(Dataset records)

____________

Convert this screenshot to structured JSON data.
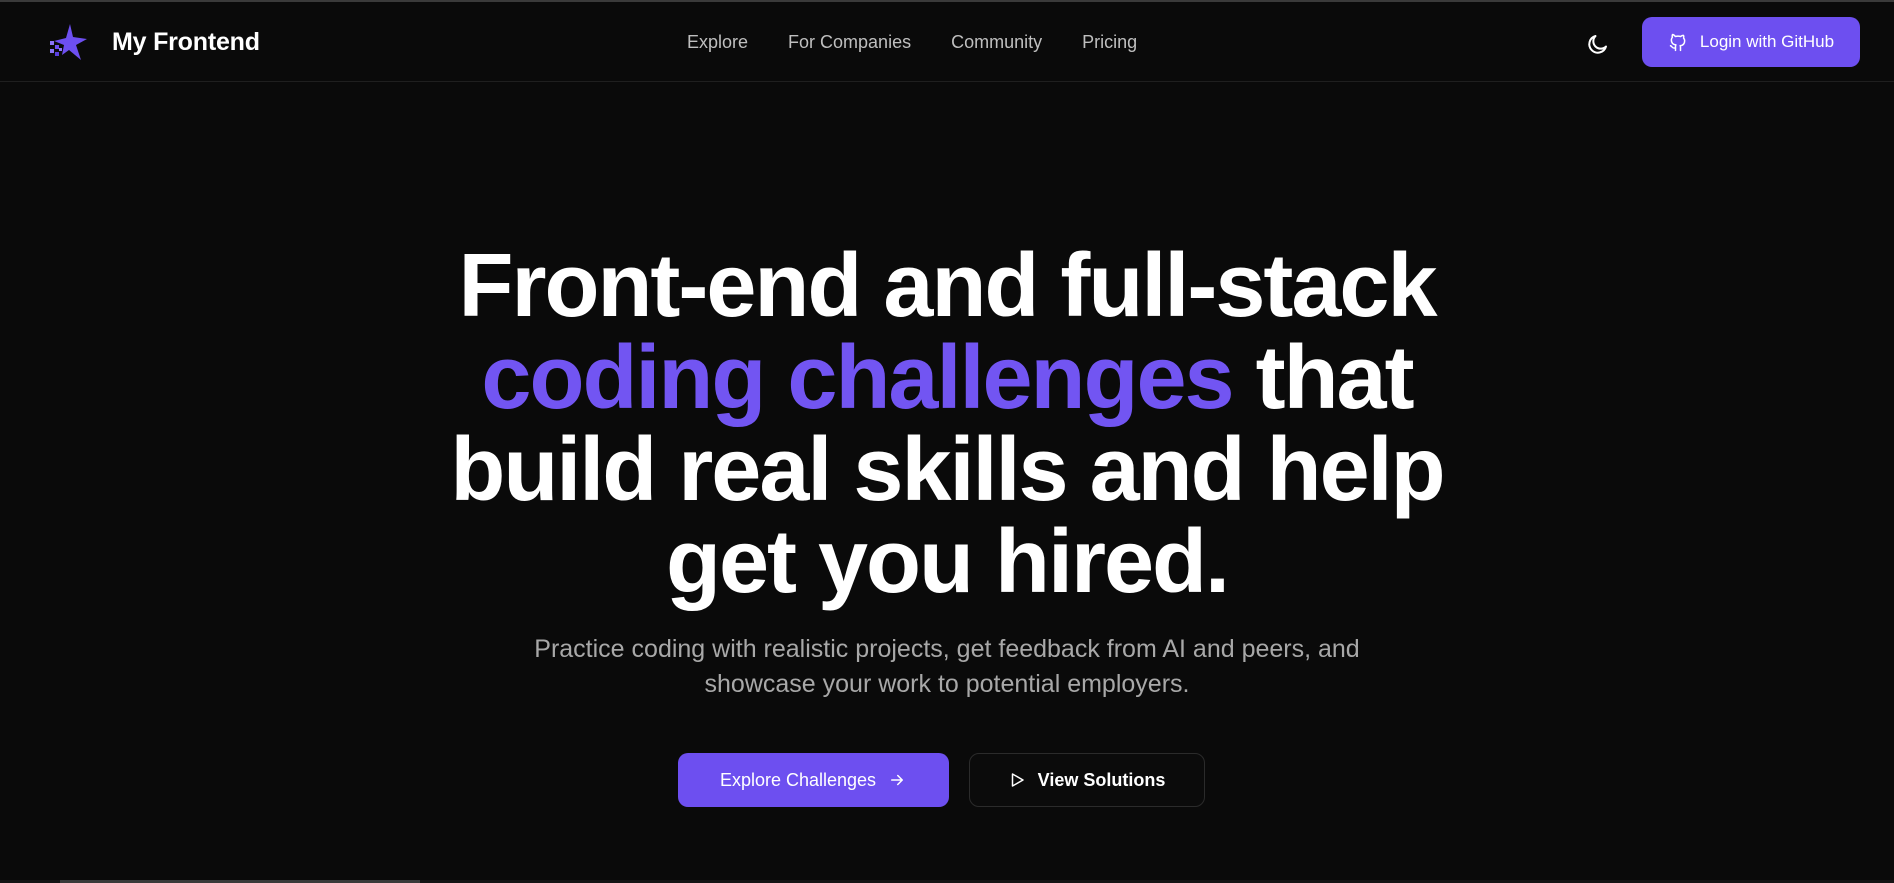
{
  "brand": {
    "name": "My Frontend",
    "logo_icon": "star-logo-icon"
  },
  "nav": {
    "items": [
      {
        "label": "Explore"
      },
      {
        "label": "For Companies"
      },
      {
        "label": "Community"
      },
      {
        "label": "Pricing"
      }
    ]
  },
  "header": {
    "theme_toggle_icon": "moon-icon",
    "login_label": "Login with GitHub",
    "login_icon": "github-icon"
  },
  "hero": {
    "line1": "Front-end and full-stack",
    "line2_accent": "coding challenges",
    "line2_rest": " that",
    "line3": "build real skills and help",
    "line4": "get you hired.",
    "subtitle_line1": "Practice coding with realistic projects, get feedback from AI and peers, and",
    "subtitle_line2": "showcase your work to potential employers."
  },
  "cta": {
    "primary_label": "Explore Challenges",
    "primary_icon": "arrow-right-icon",
    "secondary_label": "View Solutions",
    "secondary_icon": "play-icon"
  },
  "colors": {
    "background": "#0a0a0a",
    "accent": "#6d4ff0",
    "accent_text": "#7255f2",
    "muted_text": "#a8a8a8"
  }
}
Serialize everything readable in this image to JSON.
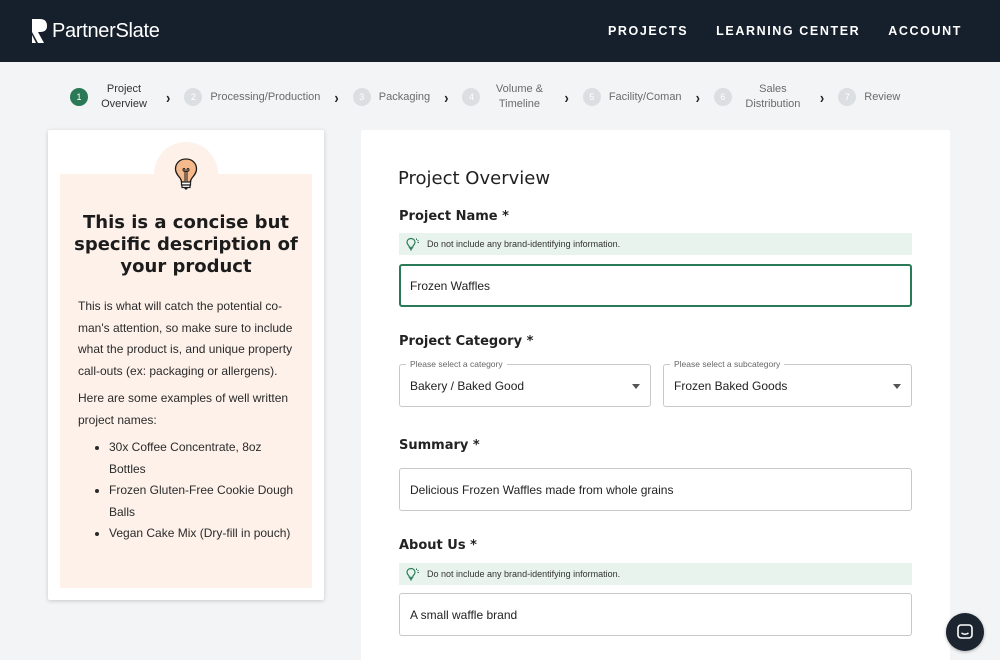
{
  "brand": {
    "name": "PartnerSlate"
  },
  "nav": {
    "items": [
      "PROJECTS",
      "LEARNING CENTER",
      "ACCOUNT"
    ]
  },
  "stepper": {
    "steps": [
      {
        "num": "1",
        "label": "Project Overview",
        "active": true
      },
      {
        "num": "2",
        "label": "Processing/Production"
      },
      {
        "num": "3",
        "label": "Packaging"
      },
      {
        "num": "4",
        "label": "Volume & Timeline"
      },
      {
        "num": "5",
        "label": "Facility/Coman"
      },
      {
        "num": "6",
        "label": "Sales Distribution"
      },
      {
        "num": "7",
        "label": "Review"
      }
    ]
  },
  "tip": {
    "title": "This is a concise but specific description of your product",
    "para1": "This is what will catch the potential co-man's attention, so make sure to include what the product is, and unique property call-outs (ex: packaging or allergens).",
    "para2": "Here are some examples of well written project names:",
    "examples": [
      "30x Coffee Concentrate, 8oz Bottles",
      "Frozen Gluten-Free Cookie Dough Balls",
      "Vegan Cake Mix (Dry-fill in pouch)"
    ]
  },
  "form": {
    "title": "Project Overview",
    "project_name": {
      "label": "Project Name *",
      "hint": "Do not include any brand-identifying information.",
      "value": "Frozen Waffles"
    },
    "category": {
      "label": "Project Category *",
      "category_legend": "Please select a category",
      "category_value": "Bakery / Baked Good",
      "subcategory_legend": "Please select a subcategory",
      "subcategory_value": "Frozen Baked Goods"
    },
    "summary": {
      "label": "Summary *",
      "value": "Delicious Frozen Waffles made from whole grains"
    },
    "about": {
      "label": "About Us *",
      "hint": "Do not include any brand-identifying information.",
      "value": "A small waffle brand"
    }
  },
  "colors": {
    "nav_bg": "#16202c",
    "accent": "#2a7a57",
    "tip_bg": "#fdf1ea",
    "hint_bg": "#e8f3ee"
  }
}
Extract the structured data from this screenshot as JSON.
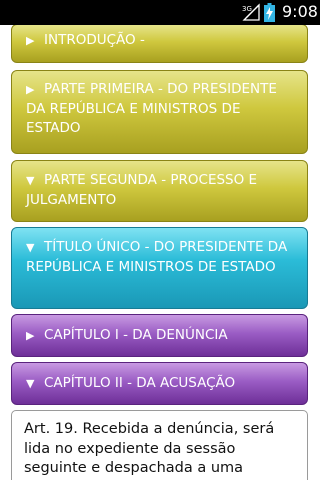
{
  "status_bar": {
    "network": "3G",
    "time": "9:08",
    "icons": [
      "signal-3g-icon",
      "battery-charging-icon"
    ]
  },
  "tree": [
    {
      "arrow": "▶",
      "label": "INTRODUÇÃO -"
    },
    {
      "arrow": "▶",
      "label": "PARTE PRIMEIRA - DO PRESIDENTE DA REPÚBLICA E MINISTROS DE ESTADO"
    },
    {
      "arrow": "▼",
      "label": "PARTE SEGUNDA - PROCESSO E JULGAMENTO"
    },
    {
      "arrow": "▼",
      "label": "TÍTULO ÚNICO - DO PRESIDENTE DA REPÚBLICA E MINISTROS DE ESTADO"
    },
    {
      "arrow": "▶",
      "label": "CAPÍTULO I - DA DENÚNCIA"
    },
    {
      "arrow": "▼",
      "label": "CAPÍTULO II - DA ACUSAÇÃO"
    }
  ],
  "article": {
    "text": "Art. 19. Recebida a denúncia, será lida no expediente da sessão seguinte e despachada a uma"
  },
  "colors": {
    "level1": "#cfc83e",
    "level2": "#2bbcd8",
    "level3": "#9a5cc4"
  }
}
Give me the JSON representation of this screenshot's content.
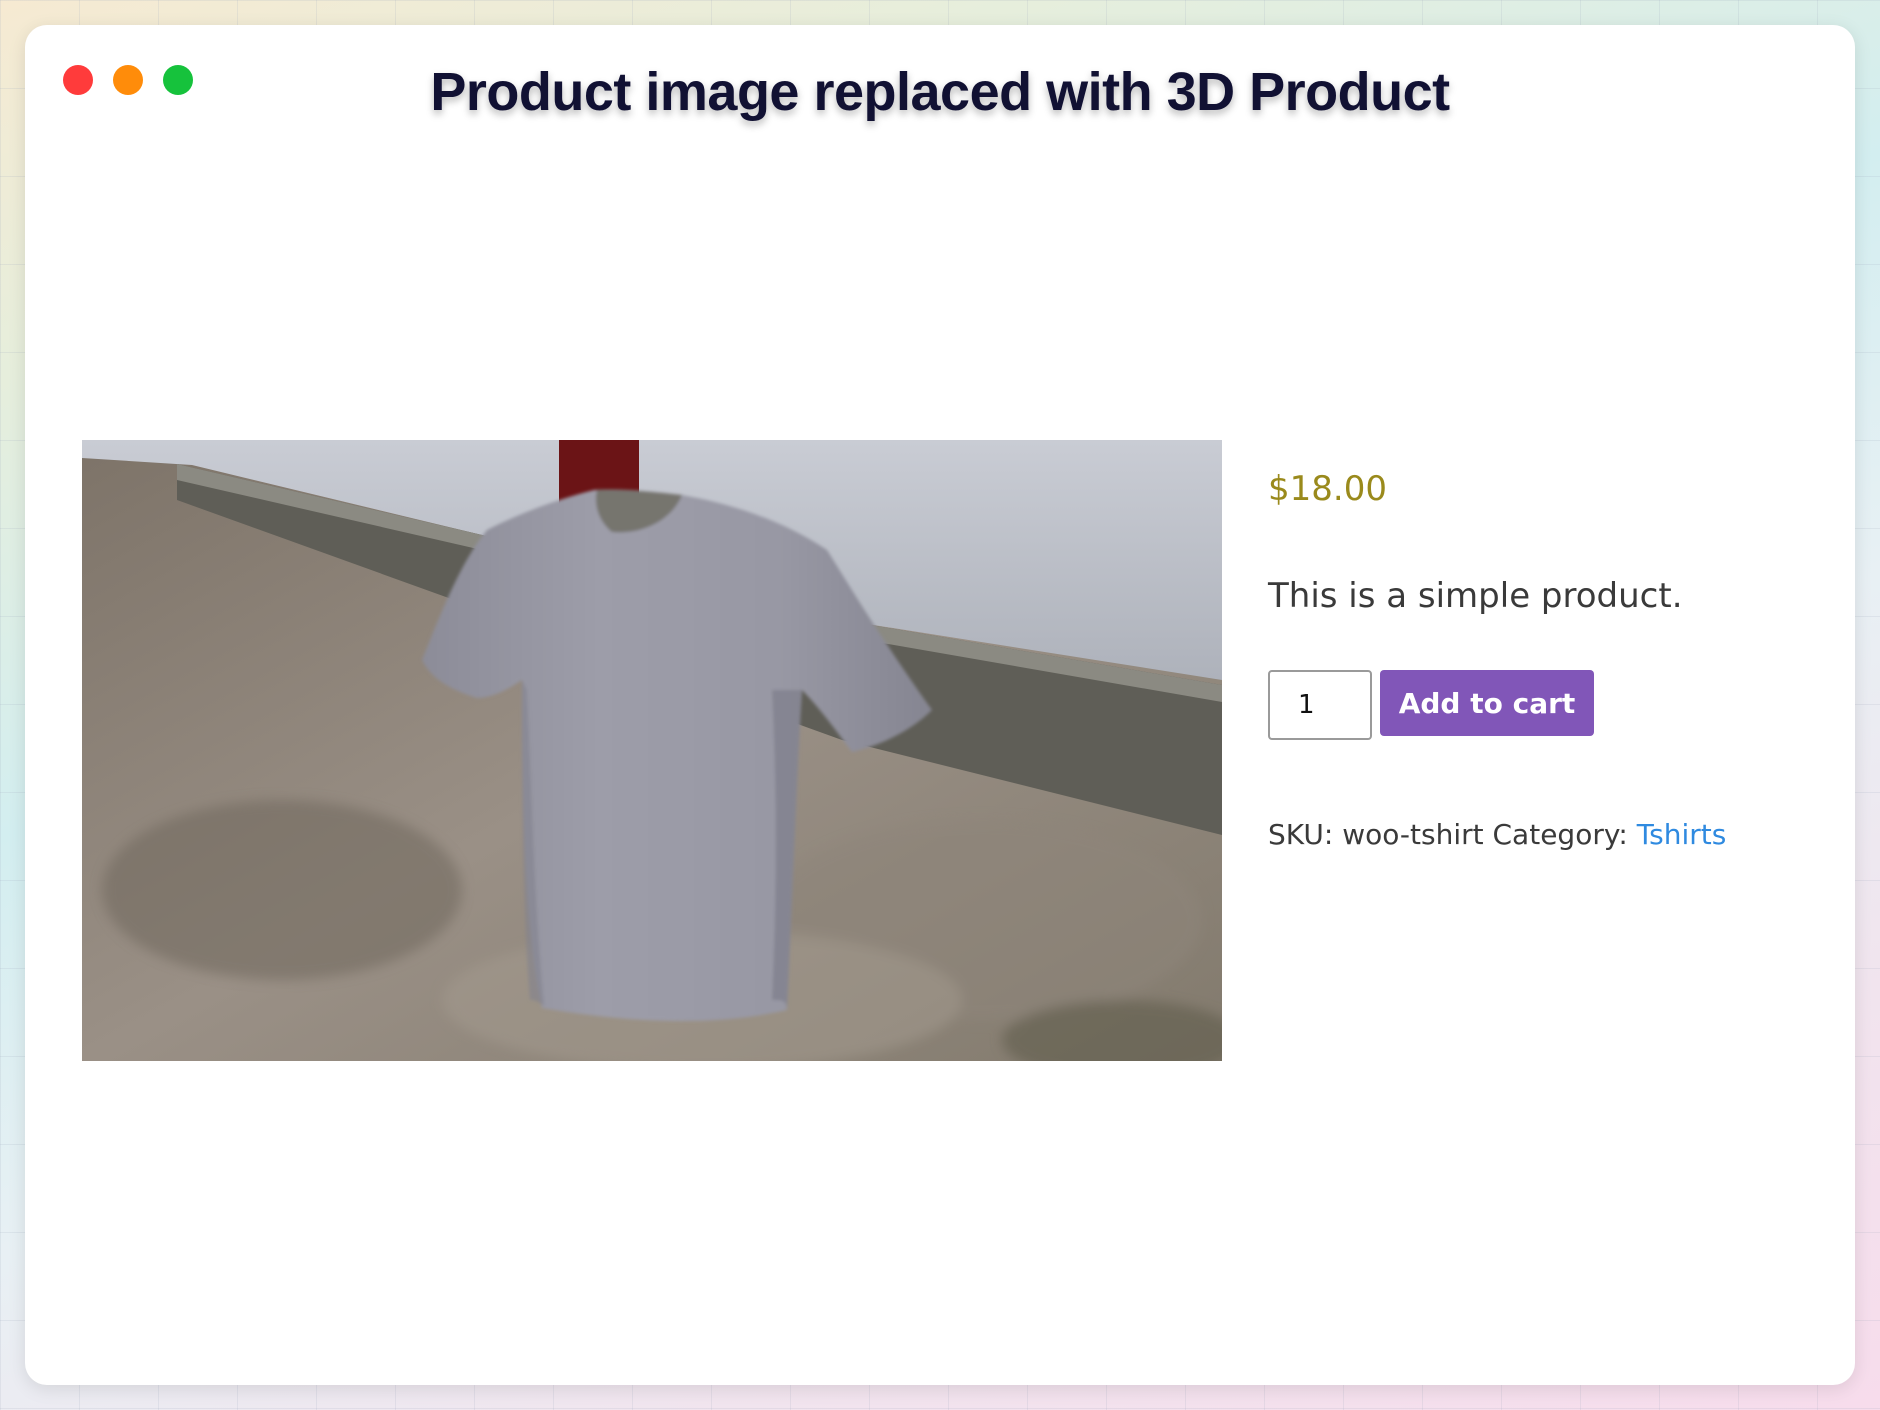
{
  "window": {
    "title": "Product image replaced with 3D Product",
    "controls": [
      {
        "name": "close",
        "color": "#ff3b3b"
      },
      {
        "name": "minimize",
        "color": "#ff8c0a"
      },
      {
        "name": "zoom",
        "color": "#16c23c"
      }
    ]
  },
  "product": {
    "image_icon": "3d-tshirt-model-view",
    "price": "$18.00",
    "description": "This is a simple product.",
    "quantity": "1",
    "add_to_cart_label": "Add to cart",
    "sku_label": "SKU:",
    "sku_value": "woo-tshirt",
    "category_label": "Category:",
    "category_value": "Tshirts"
  },
  "colors": {
    "price": "#9a8a1c",
    "button": "#8156b8",
    "link": "#2f8ae0",
    "title": "#111133"
  }
}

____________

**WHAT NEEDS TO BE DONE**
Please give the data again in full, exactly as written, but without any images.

**RESULT**
Convert this screenshot to structured JSON data.
{
  "brand": {
    "name": "My Frontend",
    "logo_icon": "star-logo-icon"
  },
  "nav": {
    "items": [
      {
        "label": "Explore"
      },
      {
        "label": "For Companies"
      },
      {
        "label": "Community"
      },
      {
        "label": "Pricing"
      }
    ]
  },
  "header": {
    "theme_toggle_icon": "moon-icon",
    "login_label": "Login with GitHub",
    "login_icon": "github-icon"
  },
  "hero": {
    "line1": "Front-end and full-stack",
    "line2_accent": "coding challenges",
    "line2_rest": " that",
    "line3": "build real skills and help",
    "line4": "get you hired.",
    "subtitle_line1": "Practice coding with realistic projects, get feedback from AI and peers, and",
    "subtitle_line2": "showcase your work to potential employers."
  },
  "cta": {
    "primary_label": "Explore Challenges",
    "primary_icon": "arrow-right-icon",
    "secondary_label": "View Solutions",
    "secondary_icon": "play-icon"
  },
  "colors": {
    "background": "#0a0a0a",
    "accent": "#6d4ff0",
    "accent_text": "#7255f2",
    "muted_text": "#a8a8a8"
  }
}
Serialize everything readable in this image to JSON.
{
  "brand": {
    "name": "PartnerSlate"
  },
  "nav": {
    "items": [
      "PROJECTS",
      "LEARNING CENTER",
      "ACCOUNT"
    ]
  },
  "stepper": {
    "steps": [
      {
        "num": "1",
        "label": "Project Overview",
        "active": true
      },
      {
        "num": "2",
        "label": "Processing/Production"
      },
      {
        "num": "3",
        "label": "Packaging"
      },
      {
        "num": "4",
        "label": "Volume & Timeline"
      },
      {
        "num": "5",
        "label": "Facility/Coman"
      },
      {
        "num": "6",
        "label": "Sales Distribution"
      },
      {
        "num": "7",
        "label": "Review"
      }
    ]
  },
  "tip": {
    "title": "This is a concise but specific description of your product",
    "para1": "This is what will catch the potential co-man's attention, so make sure to include what the product is, and unique property call-outs (ex: packaging or allergens).",
    "para2": "Here are some examples of well written project names:",
    "examples": [
      "30x Coffee Concentrate, 8oz Bottles",
      "Frozen Gluten-Free Cookie Dough Balls",
      "Vegan Cake Mix (Dry-fill in pouch)"
    ]
  },
  "form": {
    "title": "Project Overview",
    "project_name": {
      "label": "Project Name *",
      "hint": "Do not include any brand-identifying information.",
      "value": "Frozen Waffles"
    },
    "category": {
      "label": "Project Category *",
      "category_legend": "Please select a category",
      "category_value": "Bakery / Baked Good",
      "subcategory_legend": "Please select a subcategory",
      "subcategory_value": "Frozen Baked Goods"
    },
    "summary": {
      "label": "Summary *",
      "value": "Delicious Frozen Waffles made from whole grains"
    },
    "about": {
      "label": "About Us *",
      "hint": "Do not include any brand-identifying information.",
      "value": "A small waffle brand"
    }
  },
  "colors": {
    "nav_bg": "#16202c",
    "accent": "#2a7a57",
    "tip_bg": "#fdf1ea",
    "hint_bg": "#e8f3ee"
  }
}
Extract the structured data from this screenshot as JSON.
{
  "status_bar": {
    "network": "3G",
    "time": "9:08",
    "icons": [
      "signal-3g-icon",
      "battery-charging-icon"
    ]
  },
  "tree": [
    {
      "arrow": "▶",
      "label": "INTRODUÇÃO -"
    },
    {
      "arrow": "▶",
      "label": "PARTE PRIMEIRA - DO PRESIDENTE DA REPÚBLICA E MINISTROS DE ESTADO"
    },
    {
      "arrow": "▼",
      "label": "PARTE SEGUNDA - PROCESSO E JULGAMENTO"
    },
    {
      "arrow": "▼",
      "label": "TÍTULO ÚNICO - DO PRESIDENTE DA REPÚBLICA E MINISTROS DE ESTADO"
    },
    {
      "arrow": "▶",
      "label": "CAPÍTULO I - DA DENÚNCIA"
    },
    {
      "arrow": "▼",
      "label": "CAPÍTULO II - DA ACUSAÇÃO"
    }
  ],
  "article": {
    "text": "Art. 19. Recebida a denúncia, será lida no expediente da sessão seguinte e despachada a uma"
  },
  "colors": {
    "level1": "#cfc83e",
    "level2": "#2bbcd8",
    "level3": "#9a5cc4"
  }
}
Give me the JSON representation of this screenshot's content.
{
  "window": {
    "title": "Product image replaced with 3D Product",
    "controls": [
      {
        "name": "close",
        "color": "#ff3b3b"
      },
      {
        "name": "minimize",
        "color": "#ff8c0a"
      },
      {
        "name": "zoom",
        "color": "#16c23c"
      }
    ]
  },
  "product": {
    "image_icon": "3d-tshirt-model-view",
    "price": "$18.00",
    "description": "This is a simple product.",
    "quantity": "1",
    "add_to_cart_label": "Add to cart",
    "sku_label": "SKU:",
    "sku_value": "woo-tshirt",
    "category_label": "Category:",
    "category_value": "Tshirts"
  },
  "colors": {
    "price": "#9a8a1c",
    "button": "#8156b8",
    "link": "#2f8ae0",
    "title": "#111133"
  }
}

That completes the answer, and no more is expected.